Coming into the pandemic, almost 15 per cent of homes in Newfoundland and Labrador were food-insecure — meaning they struggled to afford food. Experts worry that percentage could nearly double.
In the region around Carbonear, numbers are climbing now that summer is over and people have to pay for heating their homes.
"We're averaging about 600 to 800 households a month now. As it gets close to Christmas that will go up," says Abbott.
Abbott says the clientele at her food bank tend to be senior citizens and people who are commonly referred to as the "working poor" — people who are working, renting their homes, and trying to raise their kids.
On top of food insecurity, there's also pandemic-forced isolation.
Monthly community meals were stopped; now volunteers call to check in on how people are doing.
"We're hearing just sadness. Sadness, depression, isolation," says Abbott.

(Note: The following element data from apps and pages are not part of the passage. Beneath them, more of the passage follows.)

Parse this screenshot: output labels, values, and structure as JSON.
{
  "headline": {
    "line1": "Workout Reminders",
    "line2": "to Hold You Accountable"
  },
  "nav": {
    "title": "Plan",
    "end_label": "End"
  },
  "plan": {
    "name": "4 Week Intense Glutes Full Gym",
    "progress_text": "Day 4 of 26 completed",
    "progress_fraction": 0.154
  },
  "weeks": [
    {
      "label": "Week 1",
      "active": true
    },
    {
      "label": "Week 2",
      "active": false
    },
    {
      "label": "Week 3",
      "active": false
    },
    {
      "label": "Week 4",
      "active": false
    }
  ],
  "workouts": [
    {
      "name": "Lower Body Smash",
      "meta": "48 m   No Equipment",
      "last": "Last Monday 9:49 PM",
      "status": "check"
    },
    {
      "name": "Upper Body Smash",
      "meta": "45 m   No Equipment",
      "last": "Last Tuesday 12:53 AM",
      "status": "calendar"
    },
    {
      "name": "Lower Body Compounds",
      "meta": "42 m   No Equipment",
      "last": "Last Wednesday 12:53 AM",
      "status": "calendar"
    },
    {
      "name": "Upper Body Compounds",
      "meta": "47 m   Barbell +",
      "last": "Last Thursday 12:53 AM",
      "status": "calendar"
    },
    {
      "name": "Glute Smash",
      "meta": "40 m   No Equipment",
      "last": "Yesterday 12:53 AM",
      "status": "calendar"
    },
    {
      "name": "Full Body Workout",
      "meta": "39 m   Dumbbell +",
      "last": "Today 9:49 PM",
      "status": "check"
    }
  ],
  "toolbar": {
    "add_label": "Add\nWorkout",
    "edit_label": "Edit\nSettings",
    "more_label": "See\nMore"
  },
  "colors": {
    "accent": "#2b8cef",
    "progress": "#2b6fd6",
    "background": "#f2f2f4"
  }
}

In the nearby community of Bay Roberts, Kimberley Snow is a single mother of three who regularly uses food banks.
She's also one of the 1,400 Dominion workers walking the picket line in a strike that's demanding better pay and full-time jobs.
Snow wants to work full-time hours but for the past three years has only been able to get part-time work, a little more than 20 hours a week. She relies on social services to keep her children fed and sheltered.

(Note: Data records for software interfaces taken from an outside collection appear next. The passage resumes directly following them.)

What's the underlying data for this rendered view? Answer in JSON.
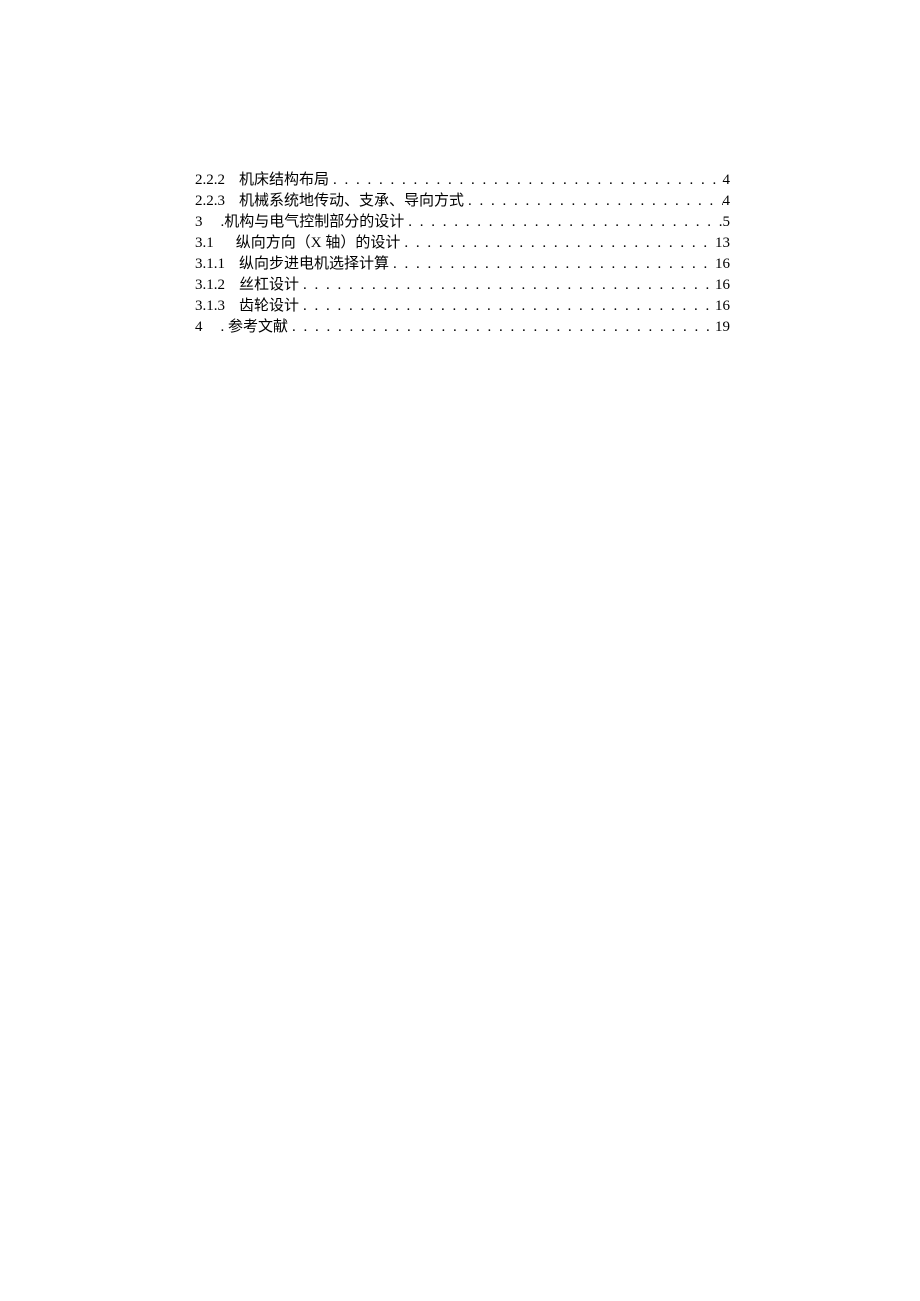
{
  "toc": {
    "entries": [
      {
        "number": "2.2.2",
        "gap": "gap-small",
        "title": "机床结构布局",
        "page": "4"
      },
      {
        "number": "2.2.3",
        "gap": "gap-small",
        "title": "机械系统地传动、支承、导向方式",
        "page": "4"
      },
      {
        "number": "3",
        "gap": "gap-med",
        "title": ".机构与电气控制部分的设计",
        "page": "5"
      },
      {
        "number": "3.1",
        "gap": "gap-large",
        "title": "纵向方向（X 轴）的设计",
        "page": "13"
      },
      {
        "number": "3.1.1",
        "gap": "gap-small",
        "title": "纵向步进电机选择计算",
        "page": "16"
      },
      {
        "number": "3.1.2",
        "gap": "gap-small",
        "title": "丝杠设计",
        "page": "16"
      },
      {
        "number": "3.1.3",
        "gap": "gap-small",
        "title": "齿轮设计",
        "page": "16"
      },
      {
        "number": "4",
        "gap": "gap-med",
        "title": ". 参考文献",
        "page": "19"
      }
    ]
  }
}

"Without social services there to step up to the plate I would have no rent, I would have no place to live, I would have no power, I wouldn't have any necessities my children need," she says.
Snow describes an incident during the past year when she was left with a choice: pay the electricity bill or buy groceries. Her power bill was more than expected and she was at the point where if she didn't pay it, it would be cut off.
She went to work and asked her manager if the company could give her a gift card.
"He said no, there was no way the company could help me," she says.
At the time, the store was getting its cashiers to ask people to donate to a charity to feed children.
"Here I was like a fool behind the cash trying to collect so that little children wouldn't go to school hungry. And here I am, [thinking] 'What about my kids? My kids are going to go hungry if I pay my power bill,'" says Snow, as she starts to weep.
According to data compiled by Proof Canada — a research team that investigates and publishes annual reports on food insecurity using data from Statistics Canada — single parents are the most likely to face food insecurity in the province.
Snow says if Dominion were open right now she would be working while hungry.
"I would probably get up in the morning, my kids would have their breakfast. I'd probably sit down to eat their leftover toast. So I would have a little bit of a bite in my belly before I went to work my shift," she says.
For the time being, Snow says, she eats meals provided by her union at the picket line.
Snow says there are other single moms on the pickets lines — including one she knows who is at risk of losing her home.
"She was telling me that she's finding it hard. She started crying. She don't know when she's going to have to send her child to live with her parents so she can live in her car," she says. "That's so unfair. That's so unfair."
It's not just the region around Carbonear that's seeing an increase in food bank demand now that autumn is here.
Food First NL CEO Josh Smee says the province's food help line has seen an uptick in demand since September.
He attributes part of that to changes in pandemic support for people. Smee says they're not at the wraparound level they were back when the pandemic first hit.
"We have to realize food banks and meal programs, the best that any of us can do who are working in that place is fill some gaps and put a Band-Aid on things," he said.
At the end of the day, Smee says, it comes down to income and that people's lives are depending on a better social safety net.
Fed Up is a series by CBC NL, in collaboration with Food First NL, exploring the issues surrounding food insecurity and why many people in the province are struggling to access food.